    Each water molecule breaks into 2 hydrogen atoms and 1 oxygen atom. Two hydrogen atoms then bond to form hydrogen gas (H2) and 2 oxygen atoms bond to form oxygen gas (O2). Each water molecule has all the atoms needed to make 1 molecule of hydrogen gas. But with only 1 oxygen atom, a water molecule only has half of what is needed to make 1 molecule of oxygen gas. So, 2 water molecules will produce 2 molecules of hydrogen gas but only 1 molecule of oxygen gas.
  9. Extend

    Help students understand how atoms combine to form the molecules of oxygen, methane, and carbon dioxide.

    Remind students that in this lesson they looked at the covalent bonds in hydrogen molecules and in water molecules. Tell them that they will look at the covalent bonds in three other common substances.

    Project the animation Oxygen’s double bond.

    Explain to students that the oxygen molecules that are present in our air are made up of 2 oxygen atoms. This animation will show them what the covalent bond between 2 oxygen atoms is like. Narrate the animation by pointing out that each oxygen atom has 6 valence electrons. When the oxygen atoms get close together, the attractions from the nucleus of both atoms attract the outer electrons. In this case, 2 electrons from each atom are shared. This is called a double bond.

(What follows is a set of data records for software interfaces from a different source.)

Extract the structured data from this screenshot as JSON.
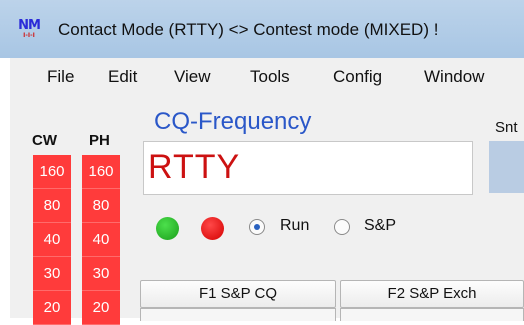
{
  "window": {
    "icon_text": "NM",
    "icon_sub": "I-I-I",
    "title": "Contact Mode (RTTY) <> Contest mode (MIXED) !"
  },
  "menu": [
    "File",
    "Edit",
    "View",
    "Tools",
    "Config",
    "Window"
  ],
  "bands": {
    "cw_header": "CW",
    "ph_header": "PH",
    "cw": [
      "160",
      "80",
      "40",
      "30",
      "20"
    ],
    "ph": [
      "160",
      "80",
      "40",
      "30",
      "20"
    ]
  },
  "cq": {
    "label": "CQ-Frequency",
    "value": "RTTY",
    "snt_label": "Snt"
  },
  "mode_radio": {
    "run_label": "Run",
    "sp_label": "S&P",
    "selected": "Run"
  },
  "function_keys": [
    "F1 S&P CQ",
    "F2 S&P Exch"
  ],
  "colors": {
    "band_active": "#ff3b3b",
    "freq_text": "#cc1111",
    "cq_label": "#2a57c8",
    "status_ok": "#1a9e1a",
    "status_err": "#d40000"
  }
}
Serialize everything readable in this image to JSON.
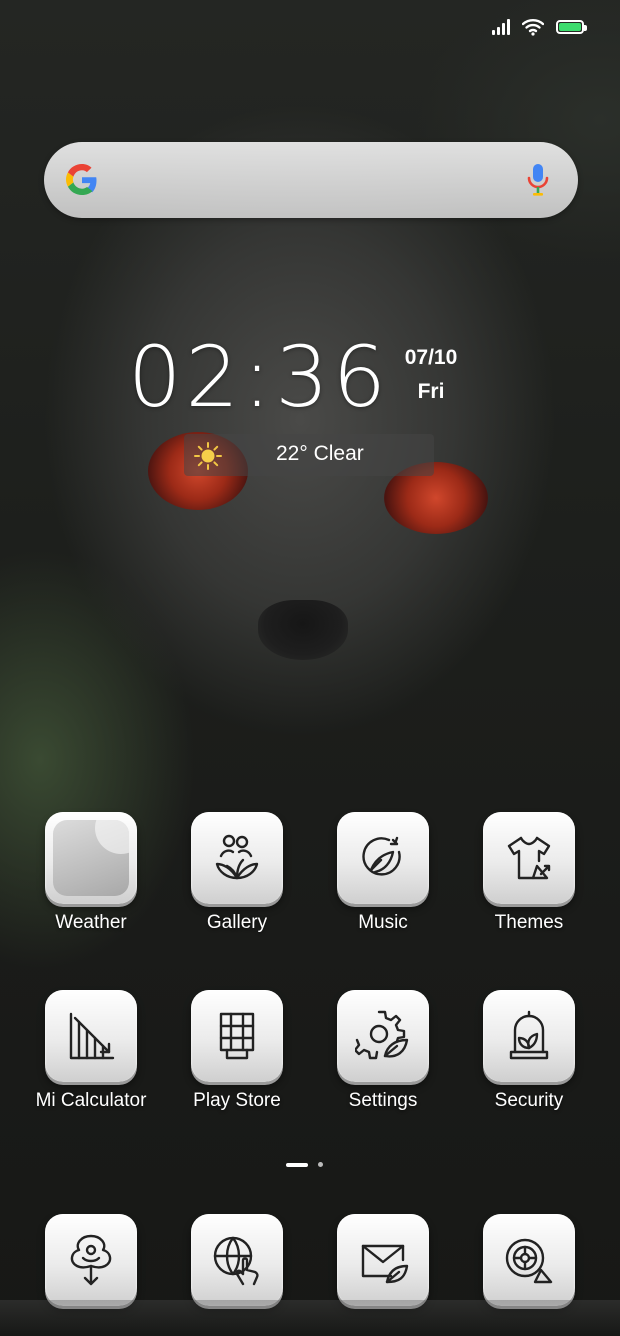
{
  "status_bar": {
    "signal_icon": "signal-bars-icon",
    "wifi_icon": "wifi-icon",
    "battery_icon": "battery-icon",
    "battery_color": "#3ddc6e",
    "battery_level": 0.95
  },
  "search": {
    "logo": "google-g-logo",
    "mic_icon": "microphone-icon"
  },
  "clock_widget": {
    "time": "02:36",
    "date": "07/10",
    "day": "Fri",
    "weather": "22° Clear",
    "weather_icon": "sun-icon"
  },
  "apps_row1": [
    {
      "label": "Weather",
      "icon": "weather-icon"
    },
    {
      "label": "Gallery",
      "icon": "gallery-icon"
    },
    {
      "label": "Music",
      "icon": "music-icon"
    },
    {
      "label": "Themes",
      "icon": "themes-icon"
    }
  ],
  "apps_row2": [
    {
      "label": "Mi Calculator",
      "icon": "calculator-icon"
    },
    {
      "label": "Play Store",
      "icon": "play-store-icon"
    },
    {
      "label": "Settings",
      "icon": "settings-icon"
    },
    {
      "label": "Security",
      "icon": "security-icon"
    }
  ],
  "dock": [
    {
      "icon": "phone-icon"
    },
    {
      "icon": "browser-icon"
    },
    {
      "icon": "messages-icon"
    },
    {
      "icon": "camera-icon"
    }
  ],
  "pager": {
    "pages": 2,
    "active": 1
  }
}
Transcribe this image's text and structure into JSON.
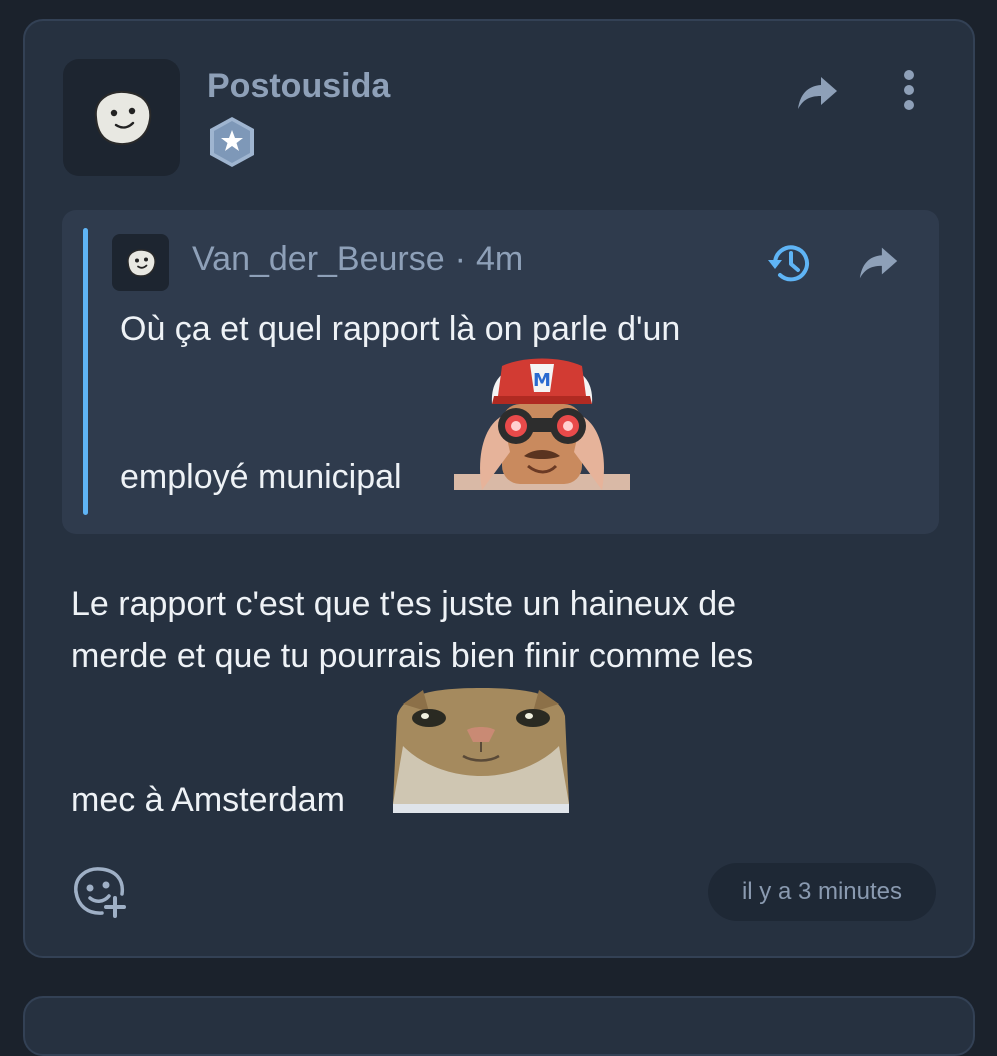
{
  "post": {
    "author": "Postousida",
    "badge_icon": "star-badge-icon",
    "quote": {
      "author": "Van_der_Beurse",
      "separator": "·",
      "time": "4m",
      "line1": "Où ça et quel rapport là on parle d'un",
      "line2": "employé municipal",
      "emoji": "binoculars-man-emoji"
    },
    "body": {
      "line1": "Le rapport c'est que t'es juste un haineux de",
      "line2": "merde et que tu pourrais bien finir comme les",
      "line3": "mec à Amsterdam",
      "emoji": "staring-cat-emoji"
    },
    "timestamp": "il y a 3 minutes"
  },
  "colors": {
    "background": "#1b222c",
    "card": "#263140",
    "quote_bg": "#2f3b4d",
    "quote_bar": "#5fb4f5",
    "accent_blue": "#5fb4f5",
    "muted_text": "#8ea0b8",
    "body_text": "#eef2f6"
  }
}
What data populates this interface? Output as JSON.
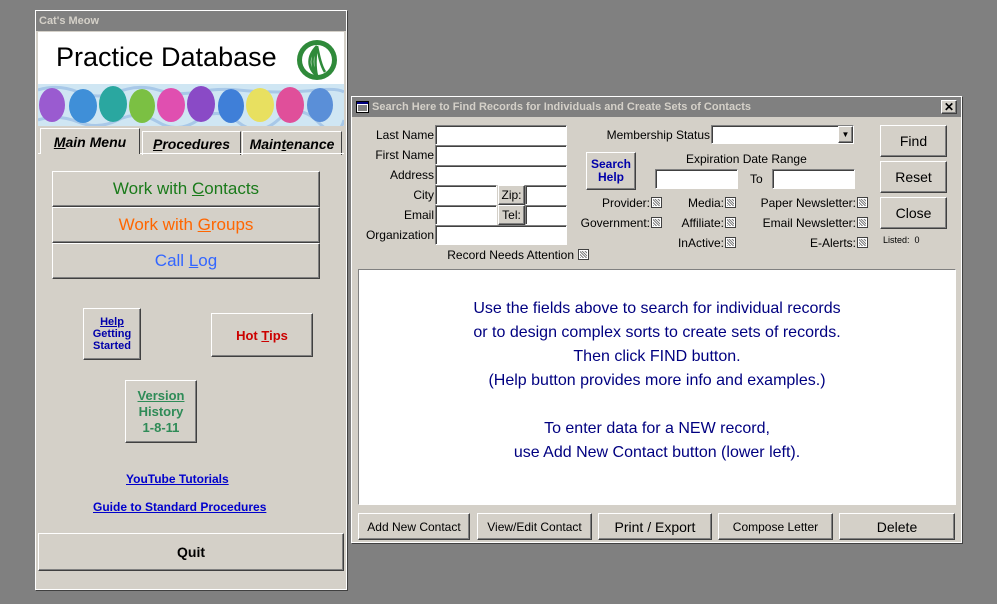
{
  "left_window": {
    "title": "Cat's Meow",
    "header_title": "Practice Database",
    "tabs": [
      {
        "label": "Main Menu",
        "u": "M"
      },
      {
        "label": "Procedures",
        "u": "P"
      },
      {
        "label": "Maintenance",
        "u": "t"
      }
    ],
    "buttons": {
      "contacts": {
        "pre": "Work with ",
        "u": "C",
        "post": "ontacts",
        "color": "#1a7a1a"
      },
      "groups": {
        "pre": "Work with ",
        "u": "G",
        "post": "roups",
        "color": "#ff6600"
      },
      "call_log": {
        "pre": "Call ",
        "u": "L",
        "post": "og",
        "color": "#3366ff"
      },
      "help": {
        "u": "H",
        "l1": "elp",
        "l2": "Getting",
        "l3": "Started",
        "color": "#0000aa"
      },
      "hot_tips": {
        "pre": "Hot ",
        "u": "T",
        "post": "ips",
        "color": "#cc0000"
      },
      "version": {
        "u": "V",
        "l1": "ersion",
        "l2": "History",
        "l3": "1-8-11",
        "color": "#2e8b57"
      },
      "quit": "Quit"
    },
    "links": {
      "youtube": "YouTube Tutorials",
      "guide": "Guide to Standard Procedures"
    }
  },
  "search_window": {
    "title": "Search Here to Find Records for Individuals and Create Sets of Contacts",
    "labels": {
      "last_name": "Last Name",
      "first_name": "First Name",
      "address": "Address",
      "city": "City",
      "zip": "Zip:",
      "email": "Email",
      "tel": "Tel:",
      "organization": "Organization",
      "record_needs_attention": "Record Needs Attention",
      "membership_status": "Membership Status",
      "expiration_date_range": "Expiration Date Range",
      "to": "To",
      "search_help_1": "Search",
      "search_help_2": "Help"
    },
    "checkboxes": {
      "provider": "Provider:",
      "government": "Government:",
      "media": "Media:",
      "affiliate": "Affiliate:",
      "inactive": "InActive:",
      "paper_newsletter": "Paper Newsletter:",
      "email_newsletter": "Email Newsletter:",
      "e_alerts": "E-Alerts:"
    },
    "buttons": {
      "find": "Find",
      "reset": "Reset",
      "close": "Close"
    },
    "listed": "Listed:  0",
    "instructions": [
      "Use the fields above to search for individual records",
      "or to design complex sorts to create sets of records.",
      "Then click FIND button.",
      "(Help button provides more info and examples.)",
      "",
      "To enter data for a NEW record,",
      "use Add New Contact button (lower left)."
    ],
    "instructions_color": "#000080",
    "bottom_buttons": {
      "add_new_contact": "Add New Contact",
      "view_edit_contact": "View/Edit Contact",
      "print_export": "Print / Export",
      "compose_letter": "Compose Letter",
      "delete": "Delete"
    }
  },
  "colors": {
    "face": "#d4d0c8",
    "desktop": "#808080",
    "title_bar": "#808080"
  }
}
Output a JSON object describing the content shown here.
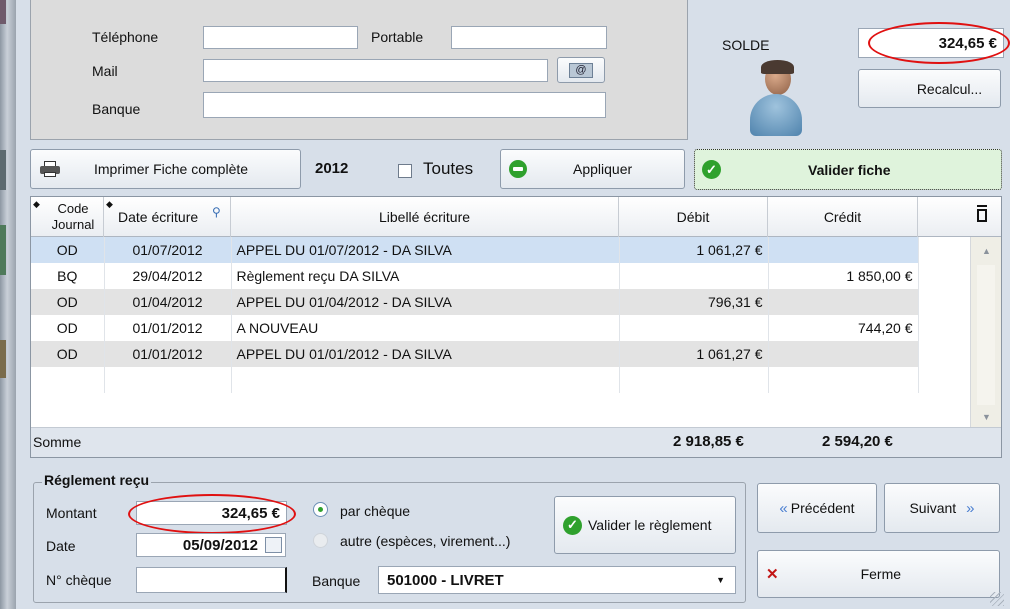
{
  "contact": {
    "telephone_label": "Téléphone",
    "portable_label": "Portable",
    "mail_label": "Mail",
    "banque_label": "Banque",
    "telephone_value": "",
    "portable_value": "",
    "mail_value": "",
    "banque_value": ""
  },
  "solde": {
    "label": "SOLDE",
    "value": "324,65 €",
    "recalcul_label": "Recalcul..."
  },
  "toolbar": {
    "print_label": "Imprimer Fiche complète",
    "year": "2012",
    "toutes_label": "Toutes",
    "appliquer_label": "Appliquer",
    "valider_fiche_label": "Valider fiche"
  },
  "table": {
    "headers": {
      "code": "Code Journal",
      "date": "Date écriture",
      "libelle": "Libellé écriture",
      "debit": "Débit",
      "credit": "Crédit"
    },
    "rows": [
      {
        "code": "OD",
        "date": "01/07/2012",
        "libelle": "APPEL DU 01/07/2012 - DA SILVA",
        "debit": "1 061,27 €",
        "credit": ""
      },
      {
        "code": "BQ",
        "date": "29/04/2012",
        "libelle": "Règlement reçu DA SILVA",
        "debit": "",
        "credit": "1 850,00 €"
      },
      {
        "code": "OD",
        "date": "01/04/2012",
        "libelle": "APPEL DU 01/04/2012 - DA SILVA",
        "debit": "796,31 €",
        "credit": ""
      },
      {
        "code": "OD",
        "date": "01/01/2012",
        "libelle": "A NOUVEAU",
        "debit": "",
        "credit": "744,20 €"
      },
      {
        "code": "OD",
        "date": "01/01/2012",
        "libelle": "APPEL DU 01/01/2012 - DA SILVA",
        "debit": "1 061,27 €",
        "credit": ""
      }
    ],
    "somme_label": "Somme",
    "total_debit": "2 918,85 €",
    "total_credit": "2 594,20 €"
  },
  "reglement": {
    "title": "Réglement reçu",
    "montant_label": "Montant",
    "montant_value": "324,65 €",
    "date_label": "Date",
    "date_value": "05/09/2012",
    "cheque_label": "N° chèque",
    "cheque_value": "",
    "radio_cheque_label": "par chèque",
    "radio_autre_label": "autre (espèces, virement...)",
    "banque_label": "Banque",
    "banque_value": "501000 - LIVRET",
    "valider_label": "Valider le règlement"
  },
  "nav": {
    "precedent_label": "Précédent",
    "suivant_label": "Suivant",
    "ferme_label": "Ferme"
  },
  "colors": {
    "highlight_ellipse": "#e01010",
    "selected_row": "#cfe0f3",
    "valider_fiche_bg": "#dff3dc",
    "check_green": "#2fa12d"
  }
}
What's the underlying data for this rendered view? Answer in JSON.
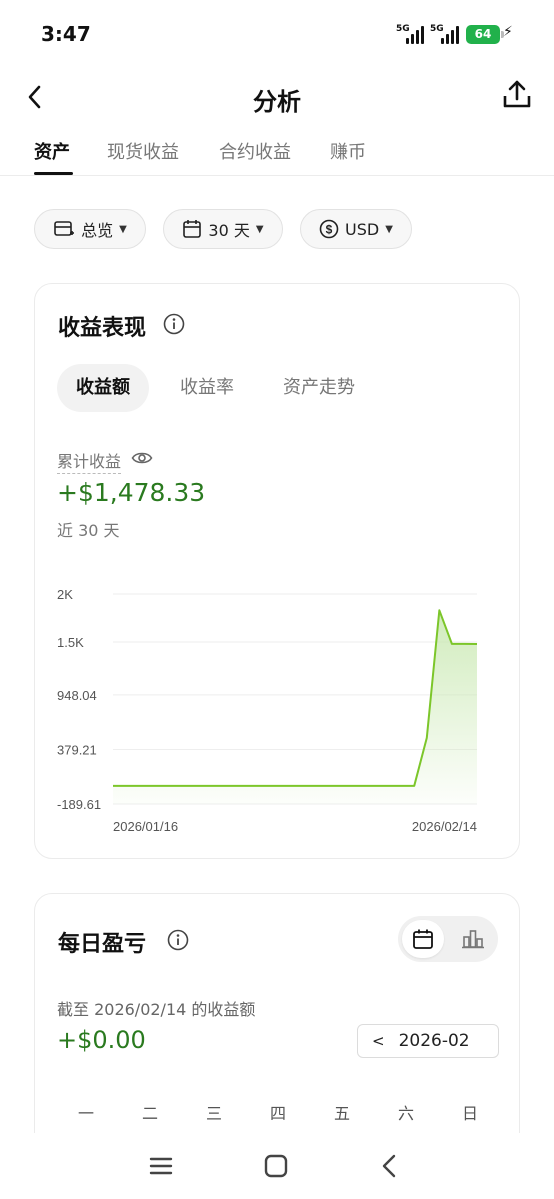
{
  "status": {
    "time": "3:47",
    "sim1": "5G",
    "sim2": "5G",
    "battery": "64"
  },
  "header": {
    "title": "分析"
  },
  "tabs": [
    {
      "label": "资产",
      "active": true
    },
    {
      "label": "现货收益",
      "active": false
    },
    {
      "label": "合约收益",
      "active": false
    },
    {
      "label": "赚币",
      "active": false
    }
  ],
  "filters": {
    "scope": "总览",
    "range": "30 天",
    "currency": "USD"
  },
  "performance": {
    "title": "收益表现",
    "segments": [
      {
        "label": "收益额",
        "active": true
      },
      {
        "label": "收益率",
        "active": false
      },
      {
        "label": "资产走势",
        "active": false
      }
    ],
    "cumulative_label": "累计收益",
    "cumulative_value": "+$1,478.33",
    "period_label": "近 30 天"
  },
  "chart_data": {
    "type": "area",
    "y_tick_labels": [
      "2K",
      "1.5K",
      "948.04",
      "379.21",
      "-189.61"
    ],
    "y_ticks": [
      2000,
      1500,
      948.04,
      379.21,
      -189.61
    ],
    "ylim": [
      -189.61,
      2000
    ],
    "x_tick_labels": [
      "2026/01/16",
      "2026/02/14"
    ],
    "x": [
      "2026/01/16",
      "2026/01/17",
      "2026/01/18",
      "2026/01/19",
      "2026/01/20",
      "2026/01/21",
      "2026/01/22",
      "2026/01/23",
      "2026/01/24",
      "2026/01/25",
      "2026/01/26",
      "2026/01/27",
      "2026/01/28",
      "2026/01/29",
      "2026/01/30",
      "2026/01/31",
      "2026/02/01",
      "2026/02/02",
      "2026/02/03",
      "2026/02/04",
      "2026/02/05",
      "2026/02/06",
      "2026/02/07",
      "2026/02/08",
      "2026/02/09",
      "2026/02/10",
      "2026/02/11",
      "2026/02/12",
      "2026/02/13",
      "2026/02/14"
    ],
    "values": [
      0,
      0,
      0,
      0,
      0,
      0,
      0,
      0,
      0,
      0,
      0,
      0,
      0,
      0,
      0,
      0,
      0,
      0,
      0,
      0,
      0,
      0,
      0,
      0,
      0,
      500,
      1830,
      1480,
      1480,
      1478.33
    ],
    "line_color": "#7cc62a",
    "fill_color": "#c8e8b0",
    "grid": true
  },
  "daily": {
    "title": "每日盈亏",
    "as_of": "截至 2026/02/14 的收益额",
    "value": "+$0.00",
    "month": "2026-02",
    "weekdays": [
      "一",
      "二",
      "三",
      "四",
      "五",
      "六",
      "日"
    ]
  },
  "colors": {
    "positive": "#2a7a1f",
    "accent": "#7cc62a"
  }
}
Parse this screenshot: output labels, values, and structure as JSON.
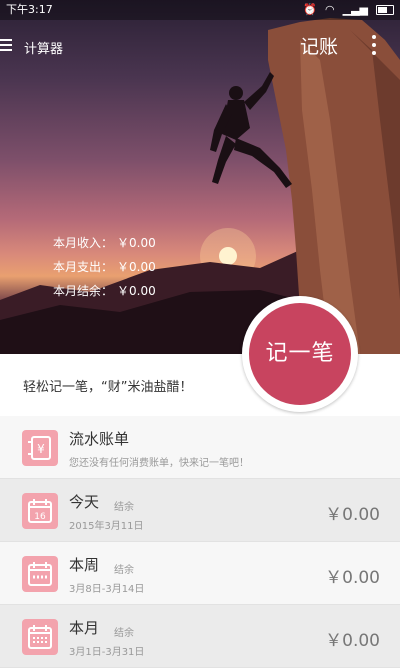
{
  "status_bar": {
    "time": "下午3:17",
    "icons": [
      "alarm-icon",
      "wifi-icon",
      "signal-icon",
      "battery-icon"
    ]
  },
  "app_bar": {
    "menu_icon": "hamburger-menu-icon",
    "calculator_label": "计算器",
    "title": "记账",
    "more_icon": "more-vert-icon"
  },
  "summary": [
    {
      "label": "本月收入：",
      "value": "￥0.00"
    },
    {
      "label": "本月支出：",
      "value": "￥0.00"
    },
    {
      "label": "本月结余：",
      "value": "￥0.00"
    }
  ],
  "fab": {
    "label": "记一笔"
  },
  "slogan": "轻松记一笔，“财”米油盐醋！",
  "list": [
    {
      "icon": "wallet-icon",
      "title": "流水账单",
      "tag": "",
      "sub": "您还没有任何消费账单，快来记一笔吧！",
      "amount": ""
    },
    {
      "icon": "calendar-day-icon",
      "icon_text": "16",
      "title": "今天",
      "tag": "结余",
      "sub": "2015年3月11日",
      "amount": "￥0.00"
    },
    {
      "icon": "calendar-week-icon",
      "title": "本周",
      "tag": "结余",
      "sub": "3月8日-3月14日",
      "amount": "￥0.00"
    },
    {
      "icon": "calendar-month-icon",
      "title": "本月",
      "tag": "结余",
      "sub": "3月1日-3月31日",
      "amount": "￥0.00"
    }
  ],
  "colors": {
    "accent": "#c8445f",
    "icon_bg": "#f3a3ad"
  }
}
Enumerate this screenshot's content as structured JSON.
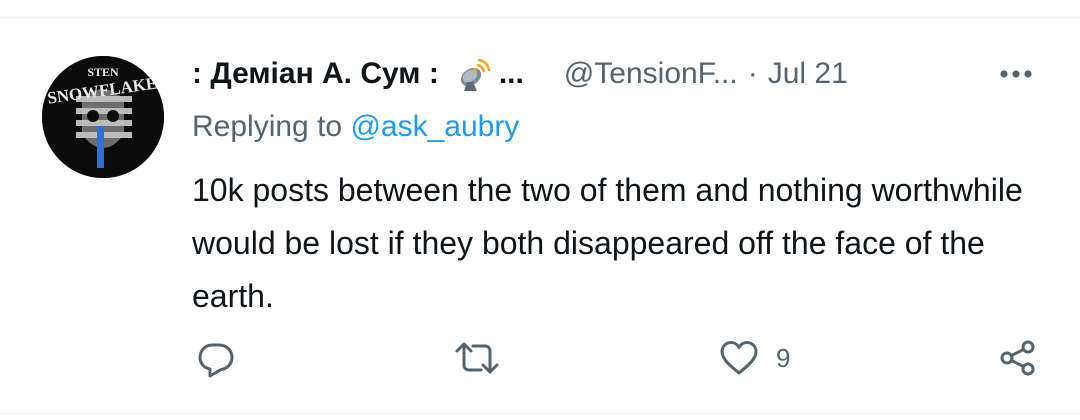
{
  "tweet": {
    "display_name": ": Деміан А. Сум :",
    "name_suffix": "...",
    "handle": "@TensionF...",
    "separator": "·",
    "date": "Jul 21",
    "reply_prefix": "Replying to ",
    "reply_to": "@ask_aubry",
    "text": "10k posts between the two of them and nothing worthwhile would be lost if they both disappeared off the face of the earth.",
    "avatar_text": "SNOWFLAKE",
    "actions": {
      "reply_count": "",
      "retweet_count": "",
      "like_count": "9"
    },
    "colors": {
      "link": "#1d9bf0",
      "secondary": "#536471",
      "primary": "#0f1419"
    }
  }
}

    • Each oxygen atom has 6 valence electrons in its outer energy level
    • When two oxygen atoms get close to each other, the attractions from the nucleus of both atoms attract the outer electrons.
    • In this case, two electrons from each atom are shared. This is called a double bond.

    Project the image Oxygen’s double bond II.

    Project the before and after pictures Covalent bonding of methane.

    Ask students:

    Briefly describe the process of covalent bonding between the carbon and the four hydrogen atoms to make a methane molecule. Be sure to mention attractions between electrons and protons and the number of electrons in the outer energy level for the atoms in the final molecule.
    Be sure students realize that the protons of each atom attracts the other atoms electrons, which brings the atoms together. Atoms continue to bond with other atoms until their outer energy levels are full.

    Project the before and after pictures Covalent bonding of carbon dioxide gas.

    Ask students:

    Briefly describe the process of covalent bonding between the carbon and the two oxygen atoms to make a carbon dioxide molecule. Be sure to mention attractions between electrons and protons and the number of electrons in the outer energy level for the atoms in the final molecule.
    Be sure students realize that the protons of each atom attracts the other atoms electrons, which brings the atoms together. Atoms continue to bond with other atoms until their outer energy levels are full.